Justice Malhotra said, “History owes an apology to the members of this community and their families, for the delay in providing redressal for the ignominy and ostracism that they suffered… The members of this community were compelled to live in fear… This was on account of the ignorance of the majority to recognise that homosexuality is a… natural condition, part of a range of human sexuality.

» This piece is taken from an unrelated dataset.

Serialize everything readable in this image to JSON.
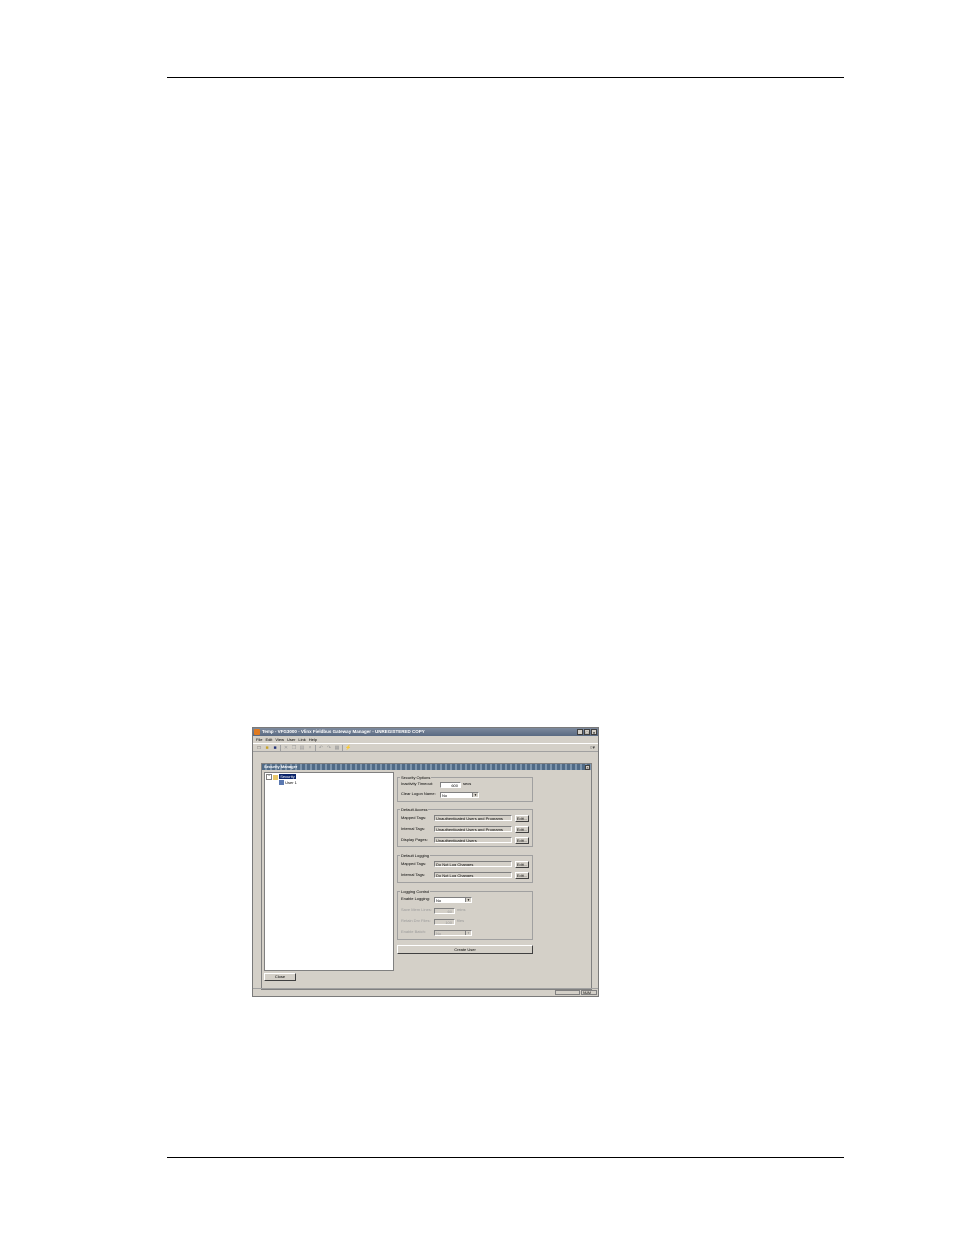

“The misapplication of… Section 377 denied them the fundamental right to equality guaranteed under Article 14. It infringed on the… the fundamental right to live a life of dignity and privacy guaranteed by Article 21…”
बालिगों के बीच सहमति से बने समलैंगिक संबंध अपराध नहीं
भास्कर न्यूज | नई दिल्ली
|बालिगों के बीच सहमति से बने समलैंगिक संबंध अपराध नहीं माने जाएंगे। सुप्रीम कोर्ट ने गुरुवार को आईपीसी की धारा 377 का वह हिस्सा असंवैधानिक घोषित कर दिया, जिसके तहत ऐसे संबंध अपराध माने गए थे। 158 साल से लागू कानून को कोर्ट ने समानता के अधिकार का उल्लंघन बताया। कहा कि सरकार व कानून को एलजीबीटी समुदाय की निजी जिंदगी में दखल का अधिकार नहीं है। सुप्रीम कोर्ट ने अपना ही 5 साल पुराना फैसला पलटा है, जिसमें दिल्ली हाईकोर्ट का फैसला रद्द कर समलैंगिक संबंध फिर से अपराध की श्रेणी में डाले थे। संविधान पीठ ने कहा कि यौन रुझान बायोलॉजिकल हैं। इस पर रोक संवैधानिक अधिकारों का हनन है।
5 जजों की संविधान पीठ ने 4 फैसले पढ़े
उनका सम्मान करना चाहिए
एलजीबीटी समुदाय के पास वे सभी हक हैं, जो संविधान ने देश के हर नागरिक को दिए हैं। उनका सम्मान करना चाहिए। -सीजेआई दीपक मिश्रा ने अपना और जस्टिस एएम खानविलकर का 166 पेज का फैसला
यह मानसिक विकार नहीं
समलैंगिकता मानसिक विकार नहीं है। इसे संसद ने मान्यता दी है। केंद्र सरकार और मीडिया सुप्रीम कोर्ट के फैसले का व्यापक प्रचार करें ताकि एलजीबीटी समुदाय भेदभाव न झेले।
-जस्टिस आरएफ नरीमन ने 9 मिनट में 96 पेज का फैसला सुनाया।
संविधान पीठ ने कहा- एलजीबीटी की निजी जिंदगी में दखल का सरकार को अधिकार नहीं, इनको मिली यातनाओं के लिए इतिहास माफी मांगे
भविष्य तो बेहतर कर सकते हैं
इतिहास नहीं बदल सकते। भविष्य बेहतर कर सकते हैं। ऐतिहासिक भेदभाव को यौन इच्छा और पसंद के अधिकार के आधार पर खत्म करने का वक्त आ गया है।
– जस्टिस डीवाई चंद्रचूड़ ने सबसे बड़ा 181 पेज का फैसला लिखा। 17 मिनट में पढ़ा।
बिना भेदभाव जीने का अधिकार
एलजीबीटी समुदाय की यातनाओं के लिए इतिहास को उनसे माफी मांगनी चाहिए। समलैंगिकता मानव लैंगिकता का हिस्सा है।समलैंगिकों को सम्मान के साथ बिना किसी भेदभाव के जीने का अधिकार है। – जस्टिस इंदु मल्होत्रा ने 50 पेज का फैसला लिखा।